Former Vice President Joe BidenJoe BidenBiden invokes Trump in bid to boost McAuliffe ahead of Election Day Business lobby calls for administration to 'pump the brakes' on vaccine mandate Overnight Defense & National Security — Presented by Boeing — Afghanistan reckoning shows no signs of stopping MORE holds a 4-point lead over President TrumpDonald TrumpJan. 6 panel plans to subpoena Trump lawyer who advised on how to overturn election Texans chairman apologizes for 'China virus' remark Biden invokes Trump in bid to boost McAuliffe ahead of Election Day MORE in a new Marquette University Law School poll of Wisconsin voters.
The poll released on Wednesday found Biden garnering 47 percent support among likely voters, compared with 43 percent for Trump, a difference that falls just within the poll’s margin of error.
Libertarian Party candidate Jo Jorgensen got 4 percent support, and another 7 percent of respondents said they would vote for none of those candidates, didn’t know how they would vote or declined to say.
The results show a slight winnowing in Biden’s margin from early August, when he held a 49 percent-44 percent lead in the state.
The poll was conducted in the aftermath of the shooting of Jacob Blake, a Black man, in Kenosha, Wis,. by a white officer, fueling intense unrest in the city over systemic racism and police brutality. Blake survived the shooting but is partially paralyzed.
Many of the protests have remained peaceful, though there have been instances of looting and clashes with counter-protesters.
Tensions reached a boiling point after three protesters where shot, two of them fatally. A 17-year-old from Illinois has been charged in the shootings; social media posts showed he had posted a number of messages backing police.
There have been questions about whether the violence in Wisconsin would hurt Biden. Trump has seized on a law-and-order message while criticizing Biden, arguing cities would be out of control if he were president. Biden has responded by noting that the violence is taking place on Trump's watch, and that the president is responsible for it.

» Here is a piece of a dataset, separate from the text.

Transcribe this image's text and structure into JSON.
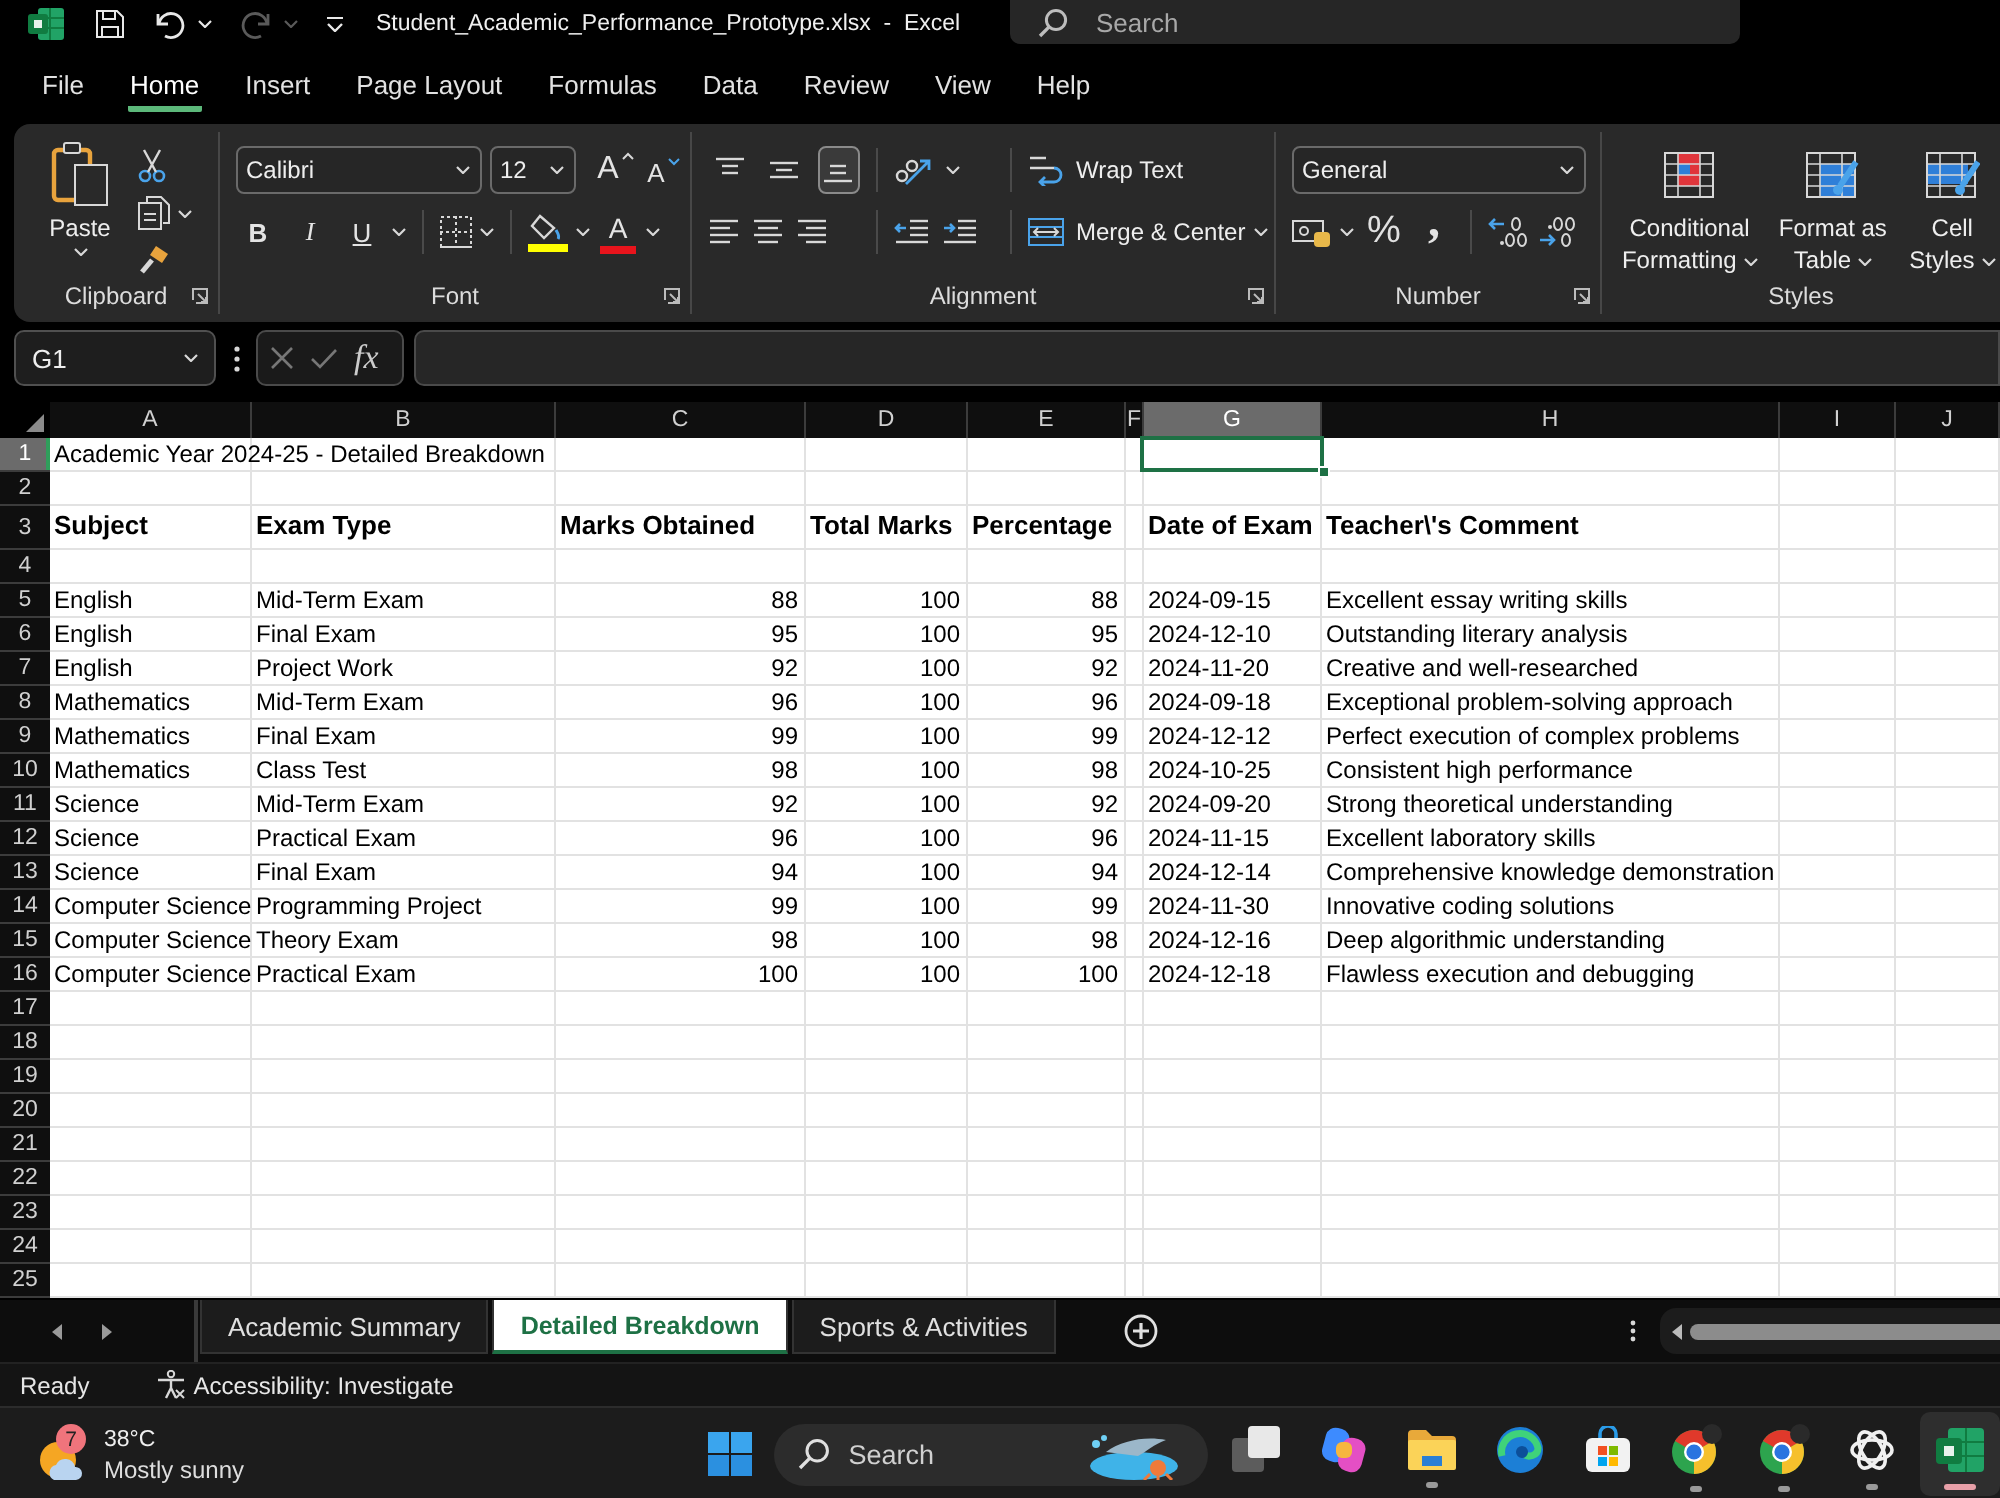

Forty-seven percent of registered voters approved of the protests, while 48 percent said they disapprove, virtually the same results as from early August before the city’s demonstrations.
The survey was conducted from Aug. 30-Sept. 3, which covers the time when Trump visited Kenosha to meet with law enforcement and oversee damage from the protests. He did not meet with Blake’s family.
Biden also visited Wisconsin during that time frame.
The visits do not appear to have had a significant impact of registered voters’ views of how Trump has handled the protest, with 36 percent of those surveyed approving and 54 percent disapproving. That marks a slight uptick from August, when 32 percent approved and 58 percent disapproved.
Those results are sharply split along partisan lines, with 87 percent of Republicans polled approving of Trump’s handling of the protests after his visit, compared with just 4 percent of Democrats and 31 percent of independents.
Trump has used the demonstrations across the nation to ramp up his recent “law and order” message, suggesting the violence seen in some of the protests would only escalate if Biden is elected this November. Still, polls have shown the former vice president leading on the question of who voters trust to keep them safe.
Wisconsin is anticipated to be one of the most hard-fought-over swing states this cycle after Trump won there by just over 22,000 votes in 2016. Democrats have looked to take back ground in the state, scheduling their national convention in Milwaukee before transforming it into a digital format due to the coronavirus pandemic. Biden also visited Kenosha on Sept. 3, the final day of polling.
The Marquette University Law School poll surveyed 802 registered voters and 688 likely voters and has margins of error of 4 percent and 4.3 percent for the samples, respectively.